Each layer can begin dissolving as soon as it gets wet, and it’s important that the device does not degrade too soon after it’s implanted. So the pacemaker sits inside a dissolvable polymer shell that acts as a buffer against time—the hardware has two weeks to do its work while its shell dissolves. The rest starts breaking down after that, but by then, the patient shouldn’t need the pacemaker anymore. In cases where a longer-lasting device is needed, the team could build a verison with a thicker capsule.
The team tested the device on animals with small hearts (rats and mice), medium hearts (rabbits), and ones with nearly human-size hearts (dogs). In all cases, their device could control the pace of an animal's heartbeat. (They also tested tissue isolated from human donors and found the same success.)
Rogers and Arora’s team also tested how the pacemakers faded away in rats. They showed that the devices stayed intact for one week, were mostly dissolved at three weeks, and stopped working at four weeks. By 12 weeks, they were entirely gone.
“Accomplishing that functionality, but also having the whole thing go away without having any potentially dangerous or toxic byproducts—that's a huge challenge,” says Ellen Roche, a biomedical engineer at MIT who develops cardiac devices, who was not involved in this work. “Independently, either of those is doable,” Roche continues. “But to do them both together, I think, is a big accomplishment.”
“It's really cool to see simple materials; we already know about their toxicity burden,” says Chris Bettinger, a biomedical engineer at Carnegie Mellon. “I think simplicity is often underappreciated.”

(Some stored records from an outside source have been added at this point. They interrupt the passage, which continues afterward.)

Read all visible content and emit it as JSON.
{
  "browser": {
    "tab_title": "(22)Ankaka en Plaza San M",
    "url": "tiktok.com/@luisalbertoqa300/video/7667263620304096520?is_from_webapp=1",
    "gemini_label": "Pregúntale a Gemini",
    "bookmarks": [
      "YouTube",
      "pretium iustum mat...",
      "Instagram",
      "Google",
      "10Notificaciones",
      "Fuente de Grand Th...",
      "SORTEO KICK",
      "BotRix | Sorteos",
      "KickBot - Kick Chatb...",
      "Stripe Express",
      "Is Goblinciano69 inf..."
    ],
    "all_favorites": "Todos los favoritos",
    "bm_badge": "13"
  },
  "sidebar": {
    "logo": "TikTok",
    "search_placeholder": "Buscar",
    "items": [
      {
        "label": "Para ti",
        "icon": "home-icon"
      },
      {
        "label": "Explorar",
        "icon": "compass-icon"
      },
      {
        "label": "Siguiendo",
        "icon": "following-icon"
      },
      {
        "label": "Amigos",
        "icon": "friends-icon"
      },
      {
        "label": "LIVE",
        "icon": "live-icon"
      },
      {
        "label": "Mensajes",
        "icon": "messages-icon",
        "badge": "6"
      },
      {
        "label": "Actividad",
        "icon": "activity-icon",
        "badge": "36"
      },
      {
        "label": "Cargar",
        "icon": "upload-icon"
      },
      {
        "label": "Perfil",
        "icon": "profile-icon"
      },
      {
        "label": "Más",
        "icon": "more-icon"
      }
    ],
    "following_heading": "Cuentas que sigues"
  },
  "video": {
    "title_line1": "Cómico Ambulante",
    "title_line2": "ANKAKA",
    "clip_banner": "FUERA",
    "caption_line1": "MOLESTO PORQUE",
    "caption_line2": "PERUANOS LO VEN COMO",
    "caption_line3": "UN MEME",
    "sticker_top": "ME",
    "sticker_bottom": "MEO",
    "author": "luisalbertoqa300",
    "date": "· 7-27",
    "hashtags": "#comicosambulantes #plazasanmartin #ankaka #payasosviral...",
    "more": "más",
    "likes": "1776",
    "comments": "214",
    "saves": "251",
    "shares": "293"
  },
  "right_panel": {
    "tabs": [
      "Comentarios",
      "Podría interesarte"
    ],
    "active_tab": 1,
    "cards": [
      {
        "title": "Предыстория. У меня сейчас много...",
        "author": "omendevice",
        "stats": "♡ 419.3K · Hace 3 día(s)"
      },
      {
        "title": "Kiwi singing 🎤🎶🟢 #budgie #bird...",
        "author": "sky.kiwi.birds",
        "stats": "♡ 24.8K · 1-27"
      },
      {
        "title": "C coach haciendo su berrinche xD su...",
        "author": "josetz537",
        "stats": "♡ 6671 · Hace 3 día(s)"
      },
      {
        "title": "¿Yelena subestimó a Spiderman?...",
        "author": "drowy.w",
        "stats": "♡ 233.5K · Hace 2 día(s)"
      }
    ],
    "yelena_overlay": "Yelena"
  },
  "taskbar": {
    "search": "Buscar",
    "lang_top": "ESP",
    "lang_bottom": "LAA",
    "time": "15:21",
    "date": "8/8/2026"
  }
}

But an invasive device like a pacemaker will require much more testing to prove safety and efficacy in humans. Another challenge could be the landscape of the heart’s surface, which would be much more damaged among cardiac patients than among lab animals. Raman, the cardiologist who is not part of Arora’s team, notes that some of the people who might need this sort of device already have tissue scarring caused by heart disease and blockages, which would make forming electrical connections harder. “But based on the design, one would guess it’s likely to work,” Raman says.
Arora’s hope is that the dissolving implants won’t just replace traditional temporary pacemakers, but expand the scenarios for when people get them, such as after heart attacks and drug overdoses. Electrolyte imbalances in these cases might cause slow heart rates, he says. “You could really help the patient basically get over that acute phase of that illness without having to put in external hardware that could potentially be damaging,” says Arora.
Clinical trials of resorbable pacemakers based on the team’s designs could begin in three years, according to Rogers.
The current demonstration also lays the groundwork for other kinds of electronic medicine. Rogers and Arora are developing transvenous pacemakers to correct rhythms from inside the heart without needing surgery. And showing that one can stick dissolvable implants to the slippery heart bodes well for developing vanishing biosensors for the kidneys and bladder, where it’s hard to attach sutures. (For the bladder, that’s because its wall is very thin. For the kidneys, it’s because of the risk of immune system rejection.)
Rogers’ experiments with transient bioelectronics flips a rubric of gear on its head. “If you think about the history of solid-state electronics, it's all been around the ability to build devices that last forever,” he says. But the environment—and our bodies—are proficient at busting chemical bonds and recycling atoms. There’s a value in embracing that finitude, of making things that aren’t built to last.